You have to admit, our politicians have taken a giant step backward in their views too. I cannot believe that after the work we have done since before the 60s is being railroaded and trying to leave women back in the beginning of the Women's Movement! How is this happening? Sad for those of us who have degrees that now are sometimes worthless in this atmosphere of the return of the, "little women," ideal.

ChrisJ said...


Forgot to say - yes, the paper is in circulation nationally and has been quite influential, although has gone downhill lately.

ChrisJ said...


Yes, to many conservative politicians it seems that the 1950's are just what we need - pre-women's movement, pre-civil rights!

Ciss B said...

Pre-women's freedoms to work, and to live in many ways....scary.

ChrisJ said...


It really is scary.

Judie said...

Over the centuries, women have been held back for one reason--religion. The religions of the world have always held men in the highest esteem, and women have always been been demeaned as not being capable individuals for anything other than bearing children and satisfying the needs of their mates. Until religious leaders recognize women as equal to men, nothing will ever really change.

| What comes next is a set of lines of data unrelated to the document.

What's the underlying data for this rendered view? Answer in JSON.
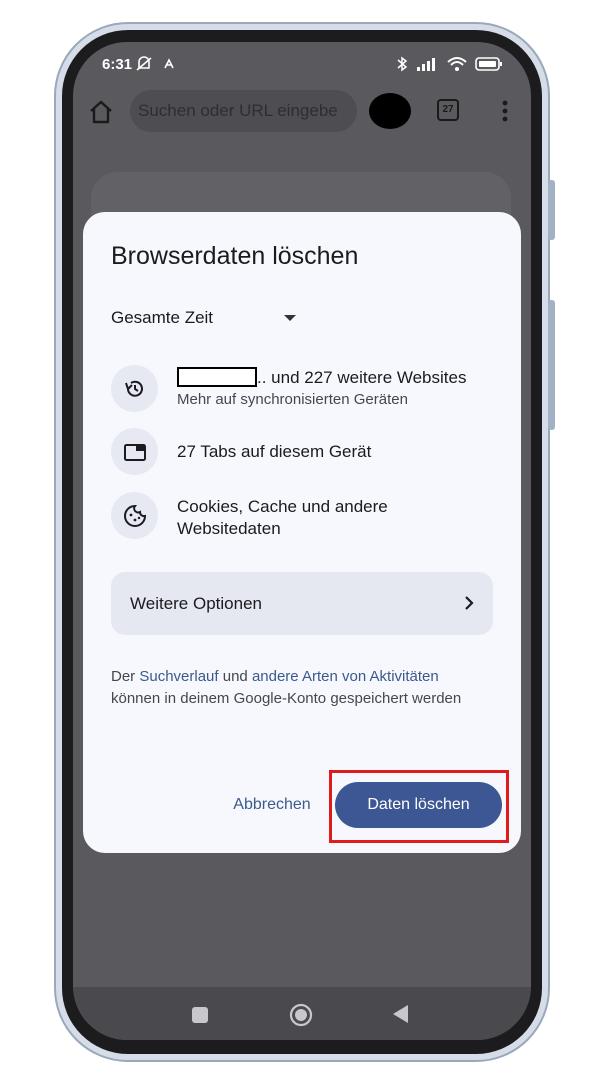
{
  "status_bar": {
    "time": "6:31",
    "left_icons": [
      "mute-icon",
      "auto-icon"
    ],
    "right_icons": [
      "bluetooth-icon",
      "signal-icon",
      "wifi-icon",
      "battery-icon"
    ]
  },
  "toolbar": {
    "url_placeholder": "Suchen oder URL eingebe",
    "tab_count": "27"
  },
  "dialog": {
    "title": "Browserdaten löschen",
    "time_range": "Gesamte Zeit",
    "items": [
      {
        "icon": "history-icon",
        "text_suffix": ".. und 227 weitere Websites",
        "subtext": "Mehr auf synchronisierten Geräten"
      },
      {
        "icon": "tab-icon",
        "text": "27 Tabs auf diesem Gerät"
      },
      {
        "icon": "cookie-icon",
        "text": "Cookies, Cache und andere Websitedaten"
      }
    ],
    "more_options": "Weitere Optionen",
    "info": {
      "part1": "Der ",
      "link1": "Suchverlauf",
      "part2": " und ",
      "link2": "andere Arten von Aktivitäten",
      "part3": " können in deinem Google-Konto gespeichert werden"
    },
    "cancel_label": "Abbrechen",
    "confirm_label": "Daten löschen"
  },
  "colors": {
    "primary": "#3d5795",
    "highlight": "#e01b1b",
    "dialog_bg": "#f7f8fd"
  }
}
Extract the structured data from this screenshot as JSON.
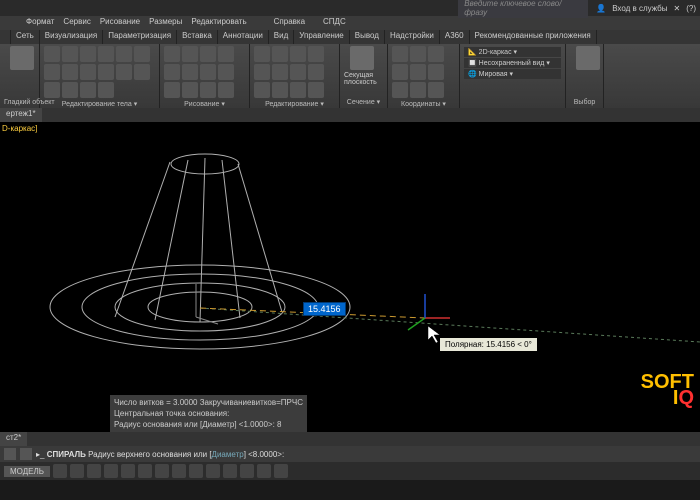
{
  "titlebar": {
    "search_placeholder": "Введите ключевое слово/фразу",
    "login": "Вход в службы"
  },
  "menu": [
    "",
    "",
    "Формат",
    "Сервис",
    "Рисование",
    "Размеры",
    "Редактировать",
    "",
    "",
    "Справка",
    "",
    "СПДС"
  ],
  "tabs": [
    "",
    "Сеть",
    "Визуализация",
    "Параметризация",
    "Вставка",
    "Аннотации",
    "Вид",
    "Управление",
    "Вывод",
    "Надстройки",
    "A360",
    "Рекомендованные приложения"
  ],
  "panels": {
    "smooth": "Гладкий объект",
    "edit_body": "Редактирование тела ▾",
    "draw": "Рисование ▾",
    "modify": "Редактирование ▾",
    "section_btn": "Секущая плоскость",
    "section": "Сечение ▾",
    "coords": "Координаты ▾",
    "view": "",
    "select": "Выбор"
  },
  "visual_styles": {
    "wire": "2D-каркас",
    "unsaved": "Несохраненный вид",
    "world": "Мировая"
  },
  "doc_tab": "ертеж1*",
  "viewport_label": "D-каркас]",
  "dim_value": "15.4156",
  "tooltip": "Полярная: 15.4156 < 0°",
  "history": [
    "Число витков = 3.0000 Закручиваниевитков=ПРЧС",
    "Центральная точка основания:",
    "Радиус основания или [Диаметр] <1.0000>: 8"
  ],
  "cmd": {
    "name": "СПИРАЛЬ",
    "text": "Радиус верхнего основания или [",
    "link": "Диаметр",
    "tail": "] <8.0000>:"
  },
  "status_mode": "МОДЕЛЬ",
  "tab2": "ст2*",
  "watermark": {
    "a": "SOFT",
    "b": "IQ"
  }
}
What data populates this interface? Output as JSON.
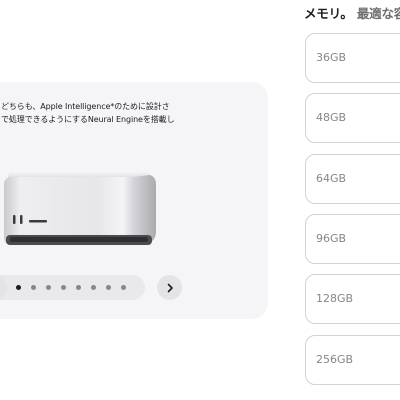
{
  "memory": {
    "heading": "メモリ。",
    "subheading": "最適な容",
    "options": [
      "36GB",
      "48GB",
      "64GB",
      "96GB",
      "128GB",
      "256GB"
    ]
  },
  "carousel": {
    "text_line1": "どちらも、Apple Intelligence*のために設計さ",
    "text_line2": "で処理できるようにするNeural Engineを搭載し",
    "page_count": 8,
    "active_page": 1
  },
  "colors": {
    "card_bg": "#f5f5f7",
    "paging_bg": "#e8e8ed",
    "border": "#d2d2d7",
    "muted_text": "#86868b"
  },
  "icons": {
    "next": "chevron-right-icon",
    "product": "mac-studio-image"
  }
}
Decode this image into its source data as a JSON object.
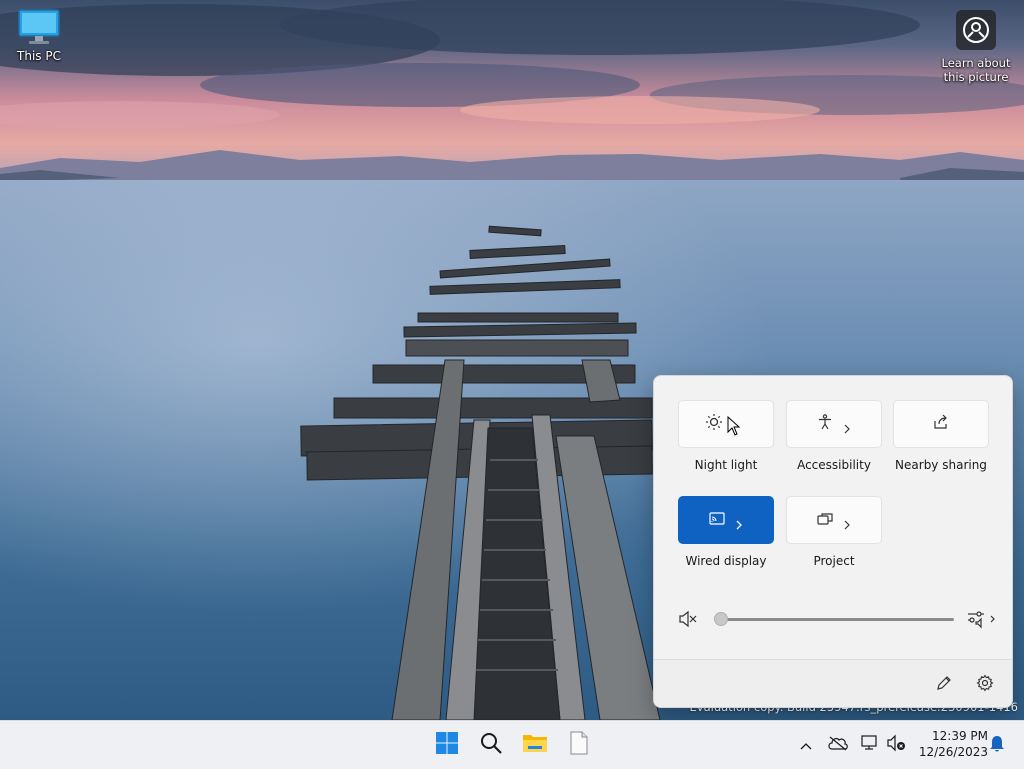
{
  "desktop": {
    "icons": [
      {
        "label": "This PC",
        "icon": "computer-monitor-icon"
      }
    ],
    "learn_about": {
      "label_line1": "Learn about",
      "label_line2": "this picture",
      "icon": "camera-info-icon"
    },
    "watermark": "Evaluation copy. Build 25947.rs_prerelease.230901-1416"
  },
  "quick_settings": {
    "tiles": [
      {
        "label": "Night light",
        "icon": "brightness-sun-icon",
        "active": false,
        "has_chevron": false
      },
      {
        "label": "Accessibility",
        "icon": "accessibility-person-icon",
        "active": false,
        "has_chevron": true
      },
      {
        "label": "Nearby sharing",
        "icon": "share-icon",
        "active": false,
        "has_chevron": false
      },
      {
        "label": "Wired display",
        "icon": "cast-display-icon",
        "active": true,
        "has_chevron": true
      },
      {
        "label": "Project",
        "icon": "project-screens-icon",
        "active": false,
        "has_chevron": true
      }
    ],
    "volume": {
      "muted": true,
      "level": 0,
      "icon": "speaker-muted-icon",
      "mixer_icon": "audio-mixer-icon"
    },
    "footer": {
      "edit_icon": "pencil-icon",
      "settings_icon": "gear-icon"
    }
  },
  "taskbar": {
    "pinned": [
      {
        "name": "Start",
        "icon": "windows-logo-icon"
      },
      {
        "name": "Search",
        "icon": "search-icon"
      },
      {
        "name": "File Explorer",
        "icon": "folder-icon"
      },
      {
        "name": "Notepad",
        "icon": "document-icon"
      }
    ],
    "tray": {
      "icons": [
        "chevron-up-icon",
        "onedrive-offline-icon",
        "network-display-icon",
        "volume-muted-icon"
      ],
      "time": "12:39 PM",
      "date": "12/26/2023",
      "notification_icon": "bell-icon"
    }
  },
  "colors": {
    "accent": "#0f62c2",
    "taskbar_bg": "#eef0f3",
    "flyout_bg": "#f2f2f2"
  }
}
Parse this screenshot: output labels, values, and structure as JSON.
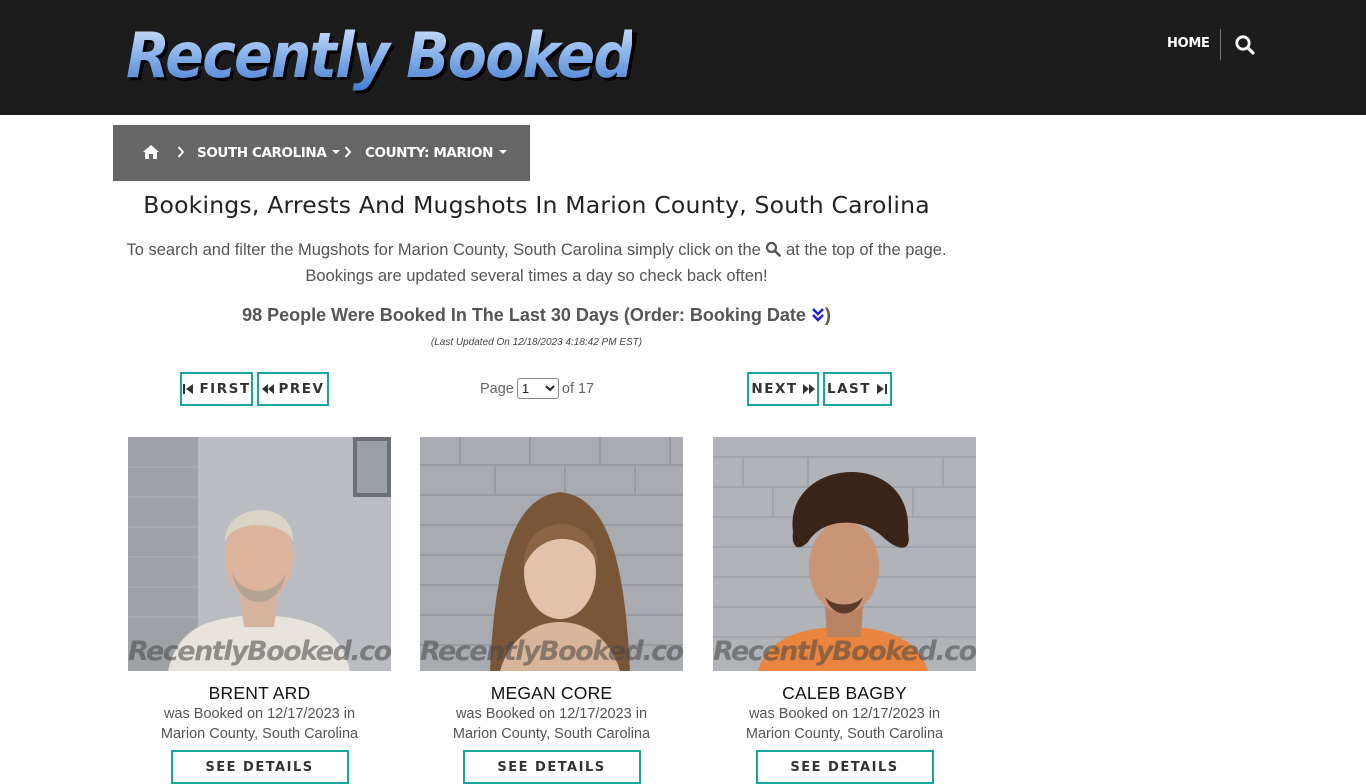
{
  "header": {
    "logo_text": "Recently Booked",
    "nav_home": "HOME",
    "search_icon": "search-icon"
  },
  "breadcrumb": {
    "home_icon": "home-icon",
    "items": [
      {
        "label": "SOUTH CAROLINA"
      },
      {
        "label": "COUNTY: MARION"
      }
    ]
  },
  "main": {
    "title": "Bookings, Arrests And Mugshots In Marion County, South Carolina",
    "intro_part1": "To search and filter the Mugshots for Marion County, South Carolina simply click on the",
    "intro_part2": "at the top of the page.",
    "intro_line2": "Bookings are updated several times a day so check back often!",
    "count_text": "98 People Were Booked In The Last 30 Days (Order: Booking Date",
    "count_close": ")",
    "updated": "(Last Updated On 12/18/2023 4:18:42 PM EST)"
  },
  "pagination": {
    "first": "FIRST",
    "prev": "PREV",
    "next": "NEXT",
    "last": "LAST",
    "page_label": "Page",
    "current_page": "1",
    "of_label": "of 17"
  },
  "watermark": "RecentlyBooked.com",
  "people": [
    {
      "name": "BRENT ARD",
      "line1": "was Booked on 12/17/2023 in",
      "line2": "Marion County, South Carolina",
      "button": "SEE DETAILS"
    },
    {
      "name": "MEGAN CORE",
      "line1": "was Booked on 12/17/2023 in",
      "line2": "Marion County, South Carolina",
      "button": "SEE DETAILS"
    },
    {
      "name": "CALEB BAGBY",
      "line1": "was Booked on 12/17/2023 in",
      "line2": "Marion County, South Carolina",
      "button": "SEE DETAILS"
    }
  ],
  "colors": {
    "header_bg": "#1c1c1c",
    "breadcrumb_bg": "#666666",
    "accent": "#17a69e",
    "order_icon": "#1a1ae0"
  }
}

ChrisJ said...



Pearl said...

A good addition to the debate.

It's hard to weed out what's going on. People behave and aggregate patterns form for reasons that look individualized.

The idea to blame men still embeds women as helpless hapless victims having their destinies created for them.

Context is part. I remember when teaching ESL how the Chinese students and Ukrainian students remarked on how women don't do the same jobs here. So few women here are in construction, doing electronics, and road work, for example.

China's equity struck me as far ahead of here. It arose perhaps partly due to the insistence on not distinguishing between individuals or genders.

There isn't the same hyper-sexualized society when there's poverty. Affluence seems to breed the luxury of heightened gender distinctions. When there's survival to be done, everyone pitches in. But even in impoverished areas, highlands of Guatemala for example, there are male and female divisions of labour.

Assumptions are embedded. Even slight tendencies register as general guidelines to the brain. I'd guess that it is something mammalian or broader that informs it.

ChrisJ said...


Yes, very complex stuff. Probably is some genetic component, with culture playing a shaping role.

Judie said...

Chris, thanks for your comment on my latest post.

I wish you would put up more of your digitalized photos! They are wonderful!!

ChrisJ said...


Have a good Christmas.

I will be getting back to the photos in the New Year.